It’s a pretty bad time to be a statue in South Africa. If you’re not from here, a quick run-through: at the University of Cape Town, students have successfully petitioned (to put it mildly) the University Council to remove a statue of Cecil John Rhodes on their campus. Not long after that, a statue of Paul Kruger was vandalised, as well as a memorial for the animals that served and died in the Second South African War.
I haven’t really said much about the saga because I can understand, to some extent, the people on all sides of the argument. I did not attend UCT and I feel no particular loyalty to Rhodes. I don’t feel particular affinity for Kruger, either. And animals are awesome, but the real reason I feel strongly about statues being vandalised is because I believe in history.
I believe in history because I find it fascinating and because of the old boring cliches about learning from the past. I believe that history is so very important and if not for the fact that I don’t like forcing things, I would want all high school students to study history.
And I believe that if we put all these statues in a museum, very few people would ever see them.
History is learned on the streets. I first learned about my family’s history upon a visit to the German Settlers’ Monument in East London.
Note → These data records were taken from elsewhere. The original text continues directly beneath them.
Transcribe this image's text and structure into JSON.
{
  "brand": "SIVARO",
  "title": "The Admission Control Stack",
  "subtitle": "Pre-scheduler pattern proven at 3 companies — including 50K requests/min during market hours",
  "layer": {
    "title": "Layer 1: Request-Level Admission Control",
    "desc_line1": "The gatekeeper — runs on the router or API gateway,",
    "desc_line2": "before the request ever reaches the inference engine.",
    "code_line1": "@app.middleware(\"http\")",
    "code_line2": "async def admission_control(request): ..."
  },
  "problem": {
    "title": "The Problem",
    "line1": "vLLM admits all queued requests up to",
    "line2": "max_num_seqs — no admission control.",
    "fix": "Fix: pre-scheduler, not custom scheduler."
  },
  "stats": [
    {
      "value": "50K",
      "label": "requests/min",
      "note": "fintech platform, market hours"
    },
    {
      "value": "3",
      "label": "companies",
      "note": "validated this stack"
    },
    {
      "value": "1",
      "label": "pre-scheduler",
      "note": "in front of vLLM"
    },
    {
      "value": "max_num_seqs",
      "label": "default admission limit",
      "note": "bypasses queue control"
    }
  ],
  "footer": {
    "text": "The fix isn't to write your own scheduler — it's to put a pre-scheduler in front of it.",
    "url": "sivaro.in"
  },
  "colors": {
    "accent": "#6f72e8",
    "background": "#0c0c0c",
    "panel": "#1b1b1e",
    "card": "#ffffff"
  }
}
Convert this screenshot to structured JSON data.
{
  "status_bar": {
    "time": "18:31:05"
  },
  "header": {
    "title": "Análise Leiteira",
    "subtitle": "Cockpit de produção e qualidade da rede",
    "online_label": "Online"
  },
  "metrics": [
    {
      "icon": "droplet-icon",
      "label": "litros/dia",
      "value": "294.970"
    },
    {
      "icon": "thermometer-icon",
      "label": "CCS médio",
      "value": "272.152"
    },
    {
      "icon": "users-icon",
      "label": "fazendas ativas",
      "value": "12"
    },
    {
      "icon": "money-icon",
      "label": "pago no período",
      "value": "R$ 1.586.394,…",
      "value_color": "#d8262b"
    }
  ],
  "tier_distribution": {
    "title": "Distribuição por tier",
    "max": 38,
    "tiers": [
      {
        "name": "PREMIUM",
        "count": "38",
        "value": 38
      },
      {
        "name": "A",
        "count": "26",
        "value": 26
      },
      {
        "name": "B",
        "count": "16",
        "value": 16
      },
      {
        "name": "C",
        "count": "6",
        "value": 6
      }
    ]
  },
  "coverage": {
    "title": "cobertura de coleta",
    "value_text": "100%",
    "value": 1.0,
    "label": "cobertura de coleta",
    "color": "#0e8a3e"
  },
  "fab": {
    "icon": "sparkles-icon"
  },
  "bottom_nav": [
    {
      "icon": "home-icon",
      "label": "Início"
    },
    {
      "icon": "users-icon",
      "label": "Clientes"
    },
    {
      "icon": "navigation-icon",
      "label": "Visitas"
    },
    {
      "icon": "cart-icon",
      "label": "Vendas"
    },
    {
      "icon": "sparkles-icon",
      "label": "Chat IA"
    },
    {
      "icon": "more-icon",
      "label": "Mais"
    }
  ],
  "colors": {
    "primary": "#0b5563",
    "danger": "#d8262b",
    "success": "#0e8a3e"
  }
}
I learned how my ancestors fled in the middle of the night to a harbour nearby because their employers would not let them go. I learned that they had to do hard labour to British farmers for years to pay back their sea fare to South Africa. It is a small part of South African history, but it belongs to all of us (even if you’re not of German descent).
Incidentally, I also first learned about Steve Biko by visiting his statue in the East London city center. I was taught about his brutal treatment by police not far from there, and how he attended a university not far from there, and how the editor of the little city’s newspaper tried and tried to share news of his story.
All of this happened in our little city? I was amazed. And I learned. Oh, I learned.
They say that history is written by the victors. Is that why so many take offense by these statues? Because we are told that we WON the Struggle against Apartheid, but these statues laugh in our faces because they don’t KNOW that they lost, many years later.
I would like to challenge everyone to prove to me that the Struggle heroes to whom we have erected statues had not done bad things, too. If we had to have statues in this country only of people who had never done something terrible to their fellow man, we truly would have no statues left in our streets. And perhaps that would be best, if not for the question: where would our history, herstory, theirstories go?
Because I don’t trust our schools to teach history anymore. Never mind the regular shuffling of syllabi, let’s start with the dismal education. I can’t trust that my kids will learn history in school. And I don’t trust our politicians to teach history (do I even need to elaborate on that one?).
One day when I have kids, I want them to see a statue of say, Paul Kruger, and read: “Farmer. Warrior. Statesman.” And then I want them to ask, “Mom, who was that?” And I want to make them Google the man, and I want them to tell me what ELSE Kruger was, that the statue does not tell them. Yeah, my kids are going to hate me. But I hope they will be informed.
When I traveled to Zambia recently I was surprised about seeing a large statue of David Livingstone at the Victoria Falls. And the city we stayed in was called LIVINGSTONE, for crying out loud. Livingstone was certainly not a pure character, either. But it seems that even in this city that carried his name, he was just an afterthought. Not a hero, and not a villain. Citizens were too busy going about their daily lives to care, it seemed.
A young member of the EFF recently said, on national television, that they want to remove all reminders of the country’s colonial past. Really though? This country IS a reminder of its colonial past. We can try our damndest, but you can’t change what happened. Tearing down statues based on the fact that they remind us of our past is akin to the teenager who burns the love letters of her ex-boyfriend. It may make you feel better but what about tomorrow? It hardly changes tomorrow. South Africans have fought so HARD to conquer colonialism and Apartheid, and I for one don’t ever want to forget that.
Auschwitz still exists and that was one really shitty place. It exists as a reminder. Not all memories are fun. But the past is important, and the only people who disagree with THAT are people who are bitter about having to memorise dates in history class at school (I suck at dates too, don’t worry).
Today, #Rhodeswillfall. I don’t really feel the need to rally a cry against it. The camps for and against have both embarrassed themselves too much for me to want to associate with either of them. But I can’t help asking myself what will happen now. Will black students feel more accepted at UCT and other universities? Will fewer students drop out of university? Will fewer graduates struggle to find jobs?
Will we have more doctors graduating? Will my patients entertain less stigma about HIV and TB? Will my patients have great access to lifesaving treatment?
Will our economy strengthen? Will fewer South Africans of all races leave the country for greener pastures?
I am certain the students of UCT (and the many on social media) feel victorious, but I hope they have a plan forward. Because if they thought that getting a statue to fall was hard, they must know that transforming higher education – and indeed the country – is a much more intricate matter, where slinging faeces and disrupting meetings simply will not do.
And I really, really hope they have been studying for their exams.